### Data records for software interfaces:
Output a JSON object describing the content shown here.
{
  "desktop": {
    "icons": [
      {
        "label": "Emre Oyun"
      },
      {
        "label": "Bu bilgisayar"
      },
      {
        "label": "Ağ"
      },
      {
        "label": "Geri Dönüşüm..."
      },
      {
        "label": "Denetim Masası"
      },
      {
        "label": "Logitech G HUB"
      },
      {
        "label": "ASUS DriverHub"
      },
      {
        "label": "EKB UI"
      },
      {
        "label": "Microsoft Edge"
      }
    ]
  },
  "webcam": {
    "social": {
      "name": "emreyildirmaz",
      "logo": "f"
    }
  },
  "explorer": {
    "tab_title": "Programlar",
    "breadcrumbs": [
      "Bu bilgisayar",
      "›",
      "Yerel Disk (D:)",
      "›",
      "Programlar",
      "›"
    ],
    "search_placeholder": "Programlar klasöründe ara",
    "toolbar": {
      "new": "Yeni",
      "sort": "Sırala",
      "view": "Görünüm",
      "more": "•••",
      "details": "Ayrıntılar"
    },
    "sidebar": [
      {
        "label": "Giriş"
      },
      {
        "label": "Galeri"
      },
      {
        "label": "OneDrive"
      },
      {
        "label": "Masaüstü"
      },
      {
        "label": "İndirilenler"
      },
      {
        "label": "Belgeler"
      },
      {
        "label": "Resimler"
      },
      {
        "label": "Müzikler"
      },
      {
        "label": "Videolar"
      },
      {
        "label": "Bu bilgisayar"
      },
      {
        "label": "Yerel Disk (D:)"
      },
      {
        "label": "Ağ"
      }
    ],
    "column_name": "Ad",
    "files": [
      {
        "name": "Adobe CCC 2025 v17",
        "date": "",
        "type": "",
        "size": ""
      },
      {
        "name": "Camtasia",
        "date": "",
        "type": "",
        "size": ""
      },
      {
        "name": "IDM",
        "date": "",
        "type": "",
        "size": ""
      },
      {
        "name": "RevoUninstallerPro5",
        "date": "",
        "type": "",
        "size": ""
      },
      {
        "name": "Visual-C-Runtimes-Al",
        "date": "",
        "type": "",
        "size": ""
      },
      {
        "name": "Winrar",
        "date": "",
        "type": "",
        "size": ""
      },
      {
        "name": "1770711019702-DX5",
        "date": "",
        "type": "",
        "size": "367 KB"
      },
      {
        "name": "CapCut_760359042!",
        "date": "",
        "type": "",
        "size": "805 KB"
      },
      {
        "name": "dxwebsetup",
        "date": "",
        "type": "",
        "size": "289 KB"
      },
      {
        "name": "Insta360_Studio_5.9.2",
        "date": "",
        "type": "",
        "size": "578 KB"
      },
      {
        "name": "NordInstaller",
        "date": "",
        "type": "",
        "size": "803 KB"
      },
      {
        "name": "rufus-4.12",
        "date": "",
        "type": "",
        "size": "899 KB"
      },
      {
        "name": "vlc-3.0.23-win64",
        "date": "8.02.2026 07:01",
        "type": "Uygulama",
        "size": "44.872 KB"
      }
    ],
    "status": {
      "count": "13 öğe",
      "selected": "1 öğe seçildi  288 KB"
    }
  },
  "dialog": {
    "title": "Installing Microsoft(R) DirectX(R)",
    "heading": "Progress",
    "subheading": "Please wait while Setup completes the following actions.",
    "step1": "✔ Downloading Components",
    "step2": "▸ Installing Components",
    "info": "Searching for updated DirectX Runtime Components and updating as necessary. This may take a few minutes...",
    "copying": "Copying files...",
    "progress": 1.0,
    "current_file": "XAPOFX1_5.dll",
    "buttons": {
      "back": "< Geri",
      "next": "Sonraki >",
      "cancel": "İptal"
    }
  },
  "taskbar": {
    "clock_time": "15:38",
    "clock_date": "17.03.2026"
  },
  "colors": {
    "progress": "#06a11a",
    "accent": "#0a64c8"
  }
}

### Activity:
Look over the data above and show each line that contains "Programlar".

### Response to the exercise:
    "tab_title": "Programlar",
      "Programlar",
    "search_placeholder": "Programlar klasöründe ara",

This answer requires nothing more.